  • UCSBgauchos twitter avatar
    Logan Hotchkiss and Billy Mullis will represent @UCSBSwimming at the 2018 NCAA Division I Men's Swimming Championsh… https://t.co/e92apKJm4f
    1 day 5 hours ago
  • UCSBLibrary twitter avatar
    #deadweek means you'll have to wait just a bit longer to celebrate #worldsleepday. You're almost there, Gauchos!
    1 day 5 hours ago

UCSB's Thomson Awarded 2011 King Faisal International Prize for Medicine

Tuesday, January 18, 2011 - 16:00
Santa Barbara, CA


James Thomson

James Thomson

Photo Credit: 

Michael Kienitz
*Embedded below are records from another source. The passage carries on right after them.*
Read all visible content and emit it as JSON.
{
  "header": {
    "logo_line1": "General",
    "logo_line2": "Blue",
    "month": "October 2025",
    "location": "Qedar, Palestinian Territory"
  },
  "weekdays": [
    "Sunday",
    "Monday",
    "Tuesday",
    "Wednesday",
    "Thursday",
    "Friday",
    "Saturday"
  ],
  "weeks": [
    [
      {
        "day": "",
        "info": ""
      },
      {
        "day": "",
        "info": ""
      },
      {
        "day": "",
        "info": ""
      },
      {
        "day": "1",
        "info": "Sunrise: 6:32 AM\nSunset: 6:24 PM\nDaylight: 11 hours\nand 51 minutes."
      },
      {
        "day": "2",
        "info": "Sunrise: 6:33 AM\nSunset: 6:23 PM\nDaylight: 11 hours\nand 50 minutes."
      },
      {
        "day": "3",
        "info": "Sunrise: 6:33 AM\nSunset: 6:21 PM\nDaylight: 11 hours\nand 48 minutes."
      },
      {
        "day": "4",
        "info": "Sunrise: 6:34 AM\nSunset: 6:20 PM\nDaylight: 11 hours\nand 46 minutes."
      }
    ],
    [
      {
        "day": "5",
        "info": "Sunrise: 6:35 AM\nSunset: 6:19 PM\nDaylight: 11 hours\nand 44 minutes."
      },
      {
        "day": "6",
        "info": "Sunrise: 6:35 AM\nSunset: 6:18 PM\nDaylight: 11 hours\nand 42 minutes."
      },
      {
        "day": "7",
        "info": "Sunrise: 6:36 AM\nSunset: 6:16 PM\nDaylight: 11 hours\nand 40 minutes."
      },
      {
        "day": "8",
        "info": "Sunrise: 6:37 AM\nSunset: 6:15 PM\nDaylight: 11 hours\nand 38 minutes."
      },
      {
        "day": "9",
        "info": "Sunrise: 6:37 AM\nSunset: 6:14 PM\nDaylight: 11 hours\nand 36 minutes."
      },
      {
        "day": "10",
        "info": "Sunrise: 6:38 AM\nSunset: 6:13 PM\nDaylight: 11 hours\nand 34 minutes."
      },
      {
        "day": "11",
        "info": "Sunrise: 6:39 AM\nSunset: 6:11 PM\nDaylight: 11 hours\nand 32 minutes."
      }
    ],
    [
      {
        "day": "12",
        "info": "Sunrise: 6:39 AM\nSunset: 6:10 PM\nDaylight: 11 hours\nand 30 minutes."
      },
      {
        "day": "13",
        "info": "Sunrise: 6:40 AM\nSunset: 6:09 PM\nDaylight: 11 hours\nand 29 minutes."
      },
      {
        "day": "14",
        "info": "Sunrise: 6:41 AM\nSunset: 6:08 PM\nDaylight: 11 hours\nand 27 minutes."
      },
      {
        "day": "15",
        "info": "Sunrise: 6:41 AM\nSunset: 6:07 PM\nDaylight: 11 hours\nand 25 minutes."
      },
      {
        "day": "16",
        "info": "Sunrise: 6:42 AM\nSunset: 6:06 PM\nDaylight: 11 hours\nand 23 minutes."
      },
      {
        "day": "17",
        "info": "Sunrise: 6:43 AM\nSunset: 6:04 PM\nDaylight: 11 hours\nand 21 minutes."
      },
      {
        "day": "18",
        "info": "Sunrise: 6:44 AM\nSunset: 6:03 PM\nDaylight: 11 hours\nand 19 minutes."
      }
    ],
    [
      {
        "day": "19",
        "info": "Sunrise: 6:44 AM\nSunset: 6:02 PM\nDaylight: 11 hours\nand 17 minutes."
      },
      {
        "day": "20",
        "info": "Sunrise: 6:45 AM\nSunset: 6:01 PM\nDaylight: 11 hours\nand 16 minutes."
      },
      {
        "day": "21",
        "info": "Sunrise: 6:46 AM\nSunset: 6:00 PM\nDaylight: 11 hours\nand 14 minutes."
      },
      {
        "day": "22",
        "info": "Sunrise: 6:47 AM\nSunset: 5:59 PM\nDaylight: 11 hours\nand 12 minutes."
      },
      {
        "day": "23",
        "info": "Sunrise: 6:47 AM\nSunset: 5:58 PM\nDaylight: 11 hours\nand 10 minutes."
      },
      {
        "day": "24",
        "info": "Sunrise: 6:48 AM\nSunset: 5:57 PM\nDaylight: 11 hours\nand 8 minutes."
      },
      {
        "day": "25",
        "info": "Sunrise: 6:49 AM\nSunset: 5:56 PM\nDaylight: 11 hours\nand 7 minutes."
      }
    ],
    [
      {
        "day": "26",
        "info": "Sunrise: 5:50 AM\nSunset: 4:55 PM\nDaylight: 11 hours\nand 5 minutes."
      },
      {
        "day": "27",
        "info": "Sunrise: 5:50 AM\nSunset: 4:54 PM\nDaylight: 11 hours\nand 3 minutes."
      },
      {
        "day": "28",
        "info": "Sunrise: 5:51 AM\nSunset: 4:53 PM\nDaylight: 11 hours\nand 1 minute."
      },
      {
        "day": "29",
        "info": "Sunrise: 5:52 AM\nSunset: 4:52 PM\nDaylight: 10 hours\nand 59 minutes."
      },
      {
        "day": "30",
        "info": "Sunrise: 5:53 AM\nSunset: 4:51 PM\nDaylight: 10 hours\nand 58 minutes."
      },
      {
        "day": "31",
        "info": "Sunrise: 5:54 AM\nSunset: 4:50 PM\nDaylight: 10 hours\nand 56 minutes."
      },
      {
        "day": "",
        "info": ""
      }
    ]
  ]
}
James A. "Jamie" Thomson, co-director of regenerative biology for UC Santa Barbara's Center for Stem Cell Biology and Engineering, has been named a co-winner of the 2011 King Faisal International Prize for Medicine. The announcement was made today in Riyadh, Saudi Arabia, by Prince Khalid Alfaisal, director of The King Faisal Foundation.
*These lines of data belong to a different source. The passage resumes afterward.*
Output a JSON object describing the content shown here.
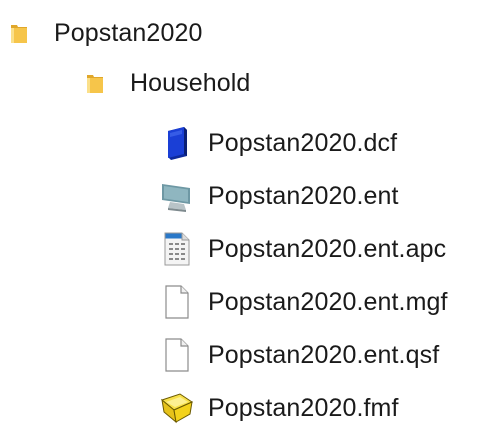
{
  "tree": {
    "root": {
      "label": "Popstan2020",
      "icon": "folder-icon"
    },
    "child_folder": {
      "label": "Household",
      "icon": "folder-icon"
    },
    "files": [
      {
        "label": "Popstan2020.dcf",
        "icon": "dictionary-book-icon",
        "color": "#1a3fd6"
      },
      {
        "label": "Popstan2020.ent",
        "icon": "data-entry-monitor-icon",
        "color": "#5f8a96"
      },
      {
        "label": "Popstan2020.ent.apc",
        "icon": "logic-document-icon",
        "color": "#2a78c8"
      },
      {
        "label": "Popstan2020.ent.mgf",
        "icon": "blank-file-icon",
        "color": "#ffffff"
      },
      {
        "label": "Popstan2020.ent.qsf",
        "icon": "blank-file-icon",
        "color": "#ffffff"
      },
      {
        "label": "Popstan2020.fmf",
        "icon": "form-file-icon",
        "color": "#f3d21b"
      }
    ]
  },
  "colors": {
    "folder": "#f6c54a",
    "folder_dark": "#e0a72a"
  }
}
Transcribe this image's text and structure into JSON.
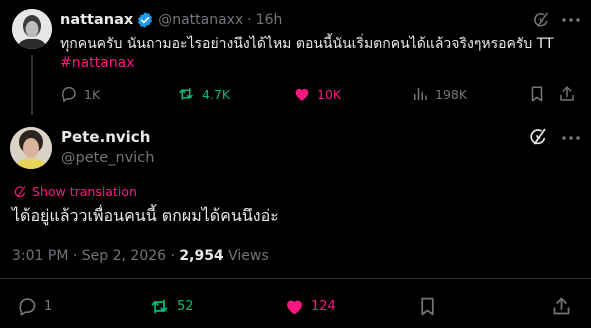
{
  "colors": {
    "background": "#000000",
    "primary_text": "#e7e9ea",
    "secondary_text": "#71767b",
    "accent_pink": "#f91880",
    "retweet_green": "#00ba7c",
    "verified_blue": "#1d9bf0",
    "divider": "#2f3336"
  },
  "parent_tweet": {
    "display_name": "nattanax",
    "handle": "@nattanaxx",
    "separator": "·",
    "time": "16h",
    "text": "ทุกคนครับ นันถามอะไรอย่างนึงได้ไหม ตอนนี้นันเริ่มตกคนได้แล้วจริงๆหรอครับ TT",
    "hashtag": "#nattanax",
    "icons": {
      "avatar": "profile-photo",
      "verified": "verified-badge-icon",
      "grok": "grok-icon",
      "more": "more-options-icon"
    },
    "actions": {
      "replies": "1K",
      "reposts": "4.7K",
      "likes": "10K",
      "views": "198K"
    }
  },
  "main_tweet": {
    "display_name": "Pete.nvich",
    "handle": "@pete_nvich",
    "translation_label": "Show translation",
    "text": "ได้อยู่แล้ววเพื่อนคนนี้ ตกผมได้คนนึงอ่ะ",
    "timestamp": "3:01 PM · Sep 2, 2026 · ",
    "views_count": "2,954",
    "views_label": " Views",
    "icons": {
      "avatar": "profile-photo",
      "grok": "grok-icon",
      "more": "more-options-icon",
      "translate": "globe-icon"
    },
    "actions": {
      "replies": "1",
      "reposts": "52",
      "likes": "124"
    }
  }
}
Thomson is also director of regenerative biology at the Morgridge Institute for Research, and a professor in the Department of Anatomy at the University of Wisconsin-Madison. He shares the Faisal Prize for Medicine with Shinya Yamanaka, senior investigator in stem cell biology of the Gladstone Institute of Cardiovascular Diseases at UC San Francisco; director of the Center for Induced Pluripotent Stem Cell Research and Application (CiRA) at Kyoto University, Japan; and professor at both Kyoto University and UC San Francisco.

"The selection of Professor Jamie Thomson as a co-winner of this year's King Faisal International Prize for Medicine is a source of great pride and inspiration for our entire campus community," said UCSB Chancellor Henry T. Yang. "His innovative work has the potential to revolutionize biomedical research and regenerative medicine. We are honored to congratulate our colleague on this prestigious international recognition for his pioneering contributions to stem cell research."
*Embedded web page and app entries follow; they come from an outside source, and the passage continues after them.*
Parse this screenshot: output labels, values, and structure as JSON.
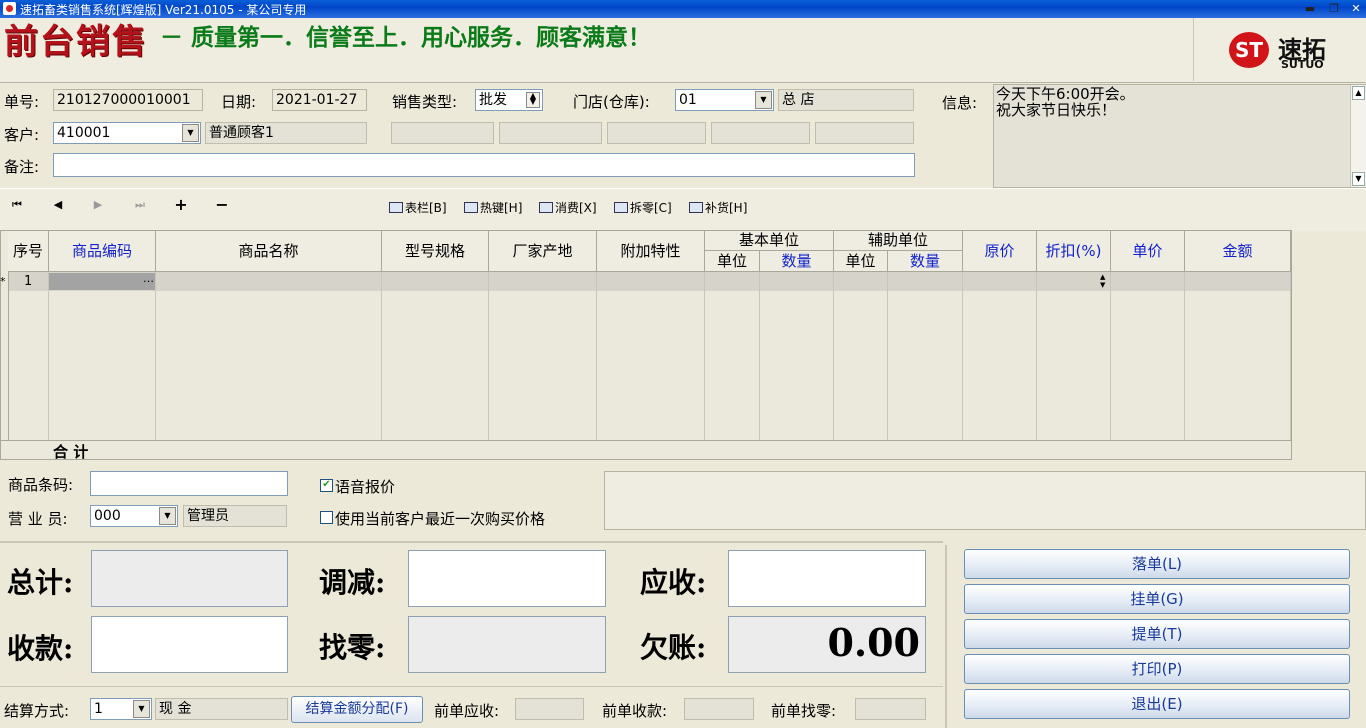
{
  "window": {
    "title": "速拓畜类销售系统[辉煌版] Ver21.0105  -  某公司专用",
    "min": "▬",
    "restore": "❐",
    "close": "✕"
  },
  "banner": {
    "title": "前台销售",
    "slogan": "－ 质量第一．信誉至上．用心服务．顾客满意！",
    "logo_mark": "ST",
    "logo_cn": "速拓",
    "logo_en": "SUTUO"
  },
  "form": {
    "order_no_label": "单号:",
    "order_no": "210127000010001",
    "date_label": "日期:",
    "date": "2021-01-27",
    "sale_type_label": "销售类型:",
    "sale_type": "批发",
    "store_label": "门店(仓库):",
    "store_code": "01",
    "store_name": "总  店",
    "customer_label": "客户:",
    "customer_code": "410001",
    "customer_name": "普通顾客1",
    "remark_label": "备注:",
    "remark": ""
  },
  "info": {
    "label": "信息:",
    "text": "今天下午6:00开会。\n祝大家节日快乐！"
  },
  "toolbar": {
    "nav_first": "⏮",
    "nav_prev": "◀",
    "nav_next": "▶",
    "nav_last": "⏭",
    "add": "+",
    "remove": "−",
    "columns_btn": "表栏[B]",
    "hotkey_btn": "热键[H]",
    "consume_btn": "消费[X]",
    "split_btn": "拆零[C]",
    "restock_btn": "补货[H]"
  },
  "grid": {
    "headers": {
      "seq": "序号",
      "code": "商品编码",
      "name": "商品名称",
      "spec": "型号规格",
      "maker": "厂家产地",
      "extra": "附加特性",
      "base_unit_group": "基本单位",
      "base_unit": "单位",
      "base_qty": "数量",
      "aux_unit_group": "辅助单位",
      "aux_unit": "单位",
      "aux_qty": "数量",
      "orig_price": "原价",
      "discount": "折扣(%)",
      "unit_price": "单价",
      "amount": "金额"
    },
    "row_marker": "*",
    "row_seq": "1",
    "ellipsis": "…",
    "total_label": "合  计"
  },
  "lower": {
    "barcode_label": "商品条码:",
    "barcode": "",
    "clerk_label": "营 业 员:",
    "clerk_code": "000",
    "clerk_name": "管理员",
    "voice_price_label": "语音报价",
    "voice_price_checked": true,
    "last_price_label": "使用当前客户最近一次购买价格",
    "last_price_checked": false
  },
  "totals": {
    "total_label": "总计:",
    "adjust_label": "调减:",
    "receivable_label": "应收:",
    "paid_label": "收款:",
    "change_label": "找零:",
    "debt_label": "欠账:",
    "debt_value": "0.00"
  },
  "actions": {
    "confirm": "落单(L)",
    "hold": "挂单(G)",
    "retrieve": "提单(T)",
    "print": "打印(P)",
    "exit": "退出(E)"
  },
  "footer": {
    "payment_label": "结算方式:",
    "payment_code": "1",
    "payment_name": "现  金",
    "split_btn": "结算金额分配(F)",
    "prev_receivable_label": "前单应收:",
    "prev_paid_label": "前单收款:",
    "prev_change_label": "前单找零:"
  }
}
As of January 1, Thomson became a part-time member of the faculty in the Department of Molecular, Cellular and Developmental Biology (MCDB) at UCSB. Thomson has a 20 percent appointment to UCSB and an 80 percent appointment to the University of Wisconsin. He is currently on leave from both institutions to fulfill his duties at the Morgridge Institute.

Joel Rothman, the MCDB chair at UCSB, said: "The recent recruitment of Jamie as our newest faculty member was a tremendous coup for both MCDB and the university. As co-director of the Center for Stem Cell Biology and Engineering, Jamie has helped catalyze the spectacular growth in stem cell biology research at UCSB. The Faisal Prize is well-deserved recognition of this truly extraordinary scientist, who is responsible for many of the most significant advances in the stem cell field."

Thomson is often called the "father of stem cell research" because he pioneered work in the isolation and culture of non-human primate and human embryonic stem cells. Thomson's research showed that human skin cells can be reprogrammed to become pluripotent stem cells with all the properties of embryonic stem cells. These induced pluripotent stem cells (iPS) have implications for regenerative medicine, making it possible to generate patient-specific, immunologically matched stem cells without using embryos.

The announcement by the King Faisal Foundation said of Thomson: "Having succeeded in isolating stem cells from non-human primates in 1995 and from human embryos in 1998, Professor James Thomson made –– in 2007 –– the groundbreaking discovery that induced pluripotent stem cells (iPS) could be generated from human somatic cells. This important breakthrough has revitalized interest in stem cell biology, with many laboratories re-investigating the possible use of these cells in the modeling and treatment of human diseases."

Yamanaka was honored by the Foundation for having "achieved a major breakthrough in 2006, when he was able to generate induced pluripotent stem cells from mouse adult fibroblasts. In 2007, he succeeded, independently of Professor Thomson, in reprogramming human adult skin cells into iPS cells."

The Faisal Prize will be presented to Thomson during a March ceremony in Riyadh. Over the past 33 years, 57 scholars from 11 different countries have won the King Faisal International Prize for Medicine.

Center for Stem Cell Biology and Engineering
James A. Thomson